The install comes in three flavors from the same .ISO, (or you can custom pick packages)
Full: 1.7GB. 40 to 60 seconds to install
Minimum: 303mb. 10 to 20 seconds to install
Micro: 259mb. 8 to 12 seconds to install
Photon OS (Micro): Photon Micro is a completely stripped down version of Photon that can serve as an application container, but doesn’t have sufficient packages for hosting containers. This version is only suited for running an application as a container. Due to the extremely limited set of packages installed, this might be considered the most secure version.
Photon Container OS (Minimum): Photon Minimum is a very lightweight version of the container host runtime that is best suited for container management and hosting. There is sufficient packaging and functionality to allow most common operations around modifying existing containers, as well as being a highly performant and full-featured runtime.
Photon Full OS (All): Photon Full includes several additional packages to enhance the authoring and packaging of containerized applications and/or system customization. For simply running containers, Photon Full will be overkill. Use Photon Full for developing and packaging the application that will be run as a container, as well as authoring the container, itself. For testing and validation purposes, Photon Full will include all components necessary to run containers.
Photon Custom OS: Photon Custom provides complete flexibility and control for how you want to create a specific container runtime environment. Use Photon Custom to create a specific environment that might add incremental & required functionality between the Micro and Minimum footprints or if there is specific framework that you would like installed.
Using Photon / SystemD
I’ll be the first to admit I have not adopted CentOS7 yet as all my labs are still using CentOS6, so I was not familiar with the new SystemD commands as of yet. There is some good info on it here and here.
TLDR; for services, Project Photon uses systemd:
You no longer are running chkconfig or /etc/init.d/ scripts. Instead you use
systemctl enable service and
systemctl start postfix.
Also networking is different, you edit files in
/etc/systemd/network instead of sysconfig. I’ll show more info on that below.
One more helpful thing to know is there are no logs in your familiar home of
/var/log/, they are managed centrally in
journalctl. Digital Ocean has a great overview of the usage of it here. I won’t rehash all of the functionality that they wrote about but I’ll give a quick example.
TLDR; for logging, Project Photon uses journalctl:
You no longer use /var/log/postfix.log. Instead you use (to continuously tail)
journalctl -f -u postfix
How to Get Started
VMware has posted a bunch of great getting started guides here that walk through deploying on Fusion, vSphere, GCE, AWS, Air, etc… In addition to those guides, here are some tips on configuration to help get those that are not familiar up and running right away.
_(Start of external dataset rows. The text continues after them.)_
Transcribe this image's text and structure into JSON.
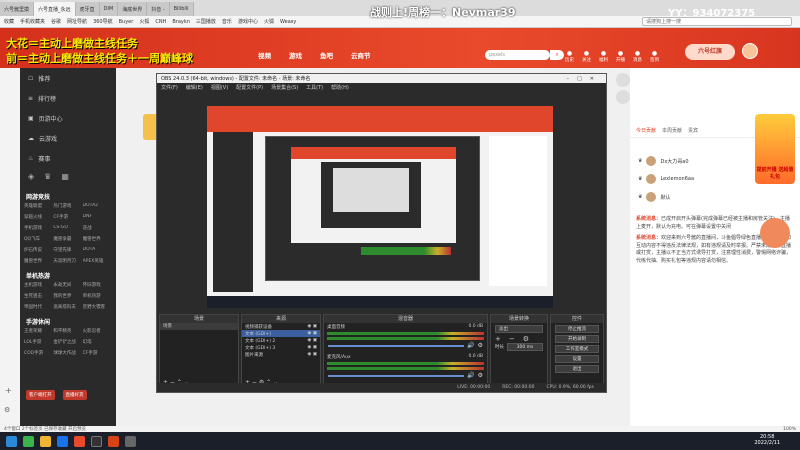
{
  "browser": {
    "tabs": [
      "六号酱里摸",
      "六号直播_永远",
      "虎牙直",
      "DIM",
      "海底世界",
      "抖音 -",
      "Bilibili"
    ],
    "bookmarks": [
      "收藏",
      "手机收藏夹",
      "谷歌",
      "网址导航",
      "360导航",
      "Buyer",
      "火狐",
      "CNH",
      "Braykn",
      "三国播放",
      "音乐",
      "游戏中心",
      "火狐",
      "Weasy"
    ],
    "url_hint": "请搜狗上搜一搜"
  },
  "header": {
    "nav": [
      "视频",
      "游戏",
      "鱼吧",
      "云商节"
    ],
    "search_placeholder": "pexels",
    "icons_labels": [
      "历史",
      "关注",
      "福利",
      "开播",
      "消息",
      "签到"
    ],
    "stream_title": "战则上!周榜一：Nevmar39",
    "yy_id": "YY：934072375",
    "overlay_line1": "大花＝主动上磨做主线任务",
    "overlay_line2": "前＝主动上磨做主线任务＋一周巅峰球"
  },
  "sidebar": {
    "main": [
      "推荐",
      "排行榜",
      "页游中心",
      "云游戏",
      "赛事"
    ],
    "sections": [
      {
        "title": "网游竞技",
        "items": [
          "英雄联盟",
          "热门游戏",
          "DOTA2",
          "穿越火线",
          "CF手游",
          "DNF",
          "手机游戏",
          "CS:GO",
          "逆战",
          "QQ飞车",
          "魔兽争霸",
          "魔兽世界",
          "炉石传说",
          "守望先锋",
          "DOTA",
          "魔兽世界",
          "天涯明月刀",
          "APEX英雄"
        ]
      },
      {
        "title": "单机热游",
        "items": [
          "主机游戏",
          "永劫无间",
          "怀旧游戏",
          "生死狙击",
          "我的世界",
          "单机热游",
          "帝国时代",
          "逃离塔科夫",
          "荒野大镖客"
        ]
      },
      {
        "title": "手游休闲",
        "items": [
          "王者荣耀",
          "和平精英",
          "火影忍者",
          "LOL手游",
          "金铲铲之战",
          "幻塔",
          "COD手游",
          "球球大作战",
          "CF手游"
        ]
      }
    ],
    "btn_left": "客户端打开",
    "btn_right": "直播好货"
  },
  "obs": {
    "title": "OBS 24.0.3 (64-bit, windows) - 配置文件: 未命名 - 场景: 未命名",
    "menu": [
      "文件(F)",
      "编辑(E)",
      "视图(V)",
      "配置文件(P)",
      "场景集合(S)",
      "工具(T)",
      "帮助(H)"
    ],
    "docks": {
      "scenes": {
        "title": "场景",
        "items": [
          "场景"
        ]
      },
      "sources": {
        "title": "来源",
        "items": [
          "视频捕获设备",
          "文本 (GDI+)",
          "文本 (GDI+) 2",
          "文本 (GDI+) 3",
          "图片来源"
        ]
      },
      "mixer": {
        "title": "混音器",
        "channels": [
          {
            "name": "桌面音频",
            "db": "0.0 dB"
          },
          {
            "name": "麦克风/Aux",
            "db": "0.0 dB"
          }
        ]
      },
      "transitions": {
        "title": "场景转换",
        "type": "淡出",
        "duration_label": "时长",
        "duration": "300 ms"
      },
      "controls": {
        "title": "控件",
        "buttons": [
          "停止推流",
          "开始录制",
          "工作室模式",
          "设置",
          "退出"
        ]
      }
    },
    "status": {
      "live": "LIVE: 00:00:00",
      "rec": "REC: 00:00:00",
      "cpu": "CPU: 0.9%, 60.00 fps"
    }
  },
  "chat": {
    "tabs": [
      "今日贡献",
      "本周贡献",
      "贵宾"
    ],
    "rank": [
      {
        "name": "Dx大力哥a0"
      },
      {
        "name": "Lexlemon6aa"
      },
      {
        "name": "默认"
      }
    ],
    "messages": [
      {
        "tag": "系统消息：",
        "text": "已成开启开头弹幕(完成弹幕已经被主播和房管关注)，主播上麦开，默认为充电。可在弹幕设置中关闭"
      },
      {
        "tag": "系统消息：",
        "text": "欢迎来到六号酱的直播间，斗鱼倡导绿色直播，直播内容和互动内容不得违反法律法规，如有违规请及时举报。严禁未成年人直播或打赏，主播以不正当方式诱导打赏，注意理性消费，警惕网络诈骗，代练代抽、购买礼包等违规内容请勿相信。"
      }
    ],
    "promo": "提前开播 送超值礼包"
  },
  "statusline": {
    "left": "4个窗口  2个标签页 已保存收藏 开启预览",
    "right": "100%"
  },
  "taskbar": {
    "time": "20:58",
    "date": "2022/2/11"
  },
  "colors": {
    "accent": "#e94a2b",
    "obs_bg": "#2b2b2b",
    "taskbar": "#1a1f2a"
  }
}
Here is what I’ve been doing when I deploy a new machine. I’ve found each of these have exact syntax and capitalization that are important, otherwise the IP does not get configured.
- Allow root SSH access in /etc/ssh/sshd_config
- Set the correct hostname in /etc/sysconfig/network
- Configure a static IP by:
mv /etc/systemd/network/10-dhcp-eth0.network /etc/systemd/network/static.network
Edit the contents to be:
- Update the hosts file to be sure you have short and fqdn set on 127.0.0.1
127.0.0.1 lightwave-01 lightwave-01.jaas.local
- Then run the commands to configure the hostname
hostnamectl set-hostname lightwave-01.jaas.local
- I like using keys for SSH to login quicker in my lab
echo "ssh-rsa ***my public key*** root@tools" >> ~/.ssh/authorized_keys
Good to go!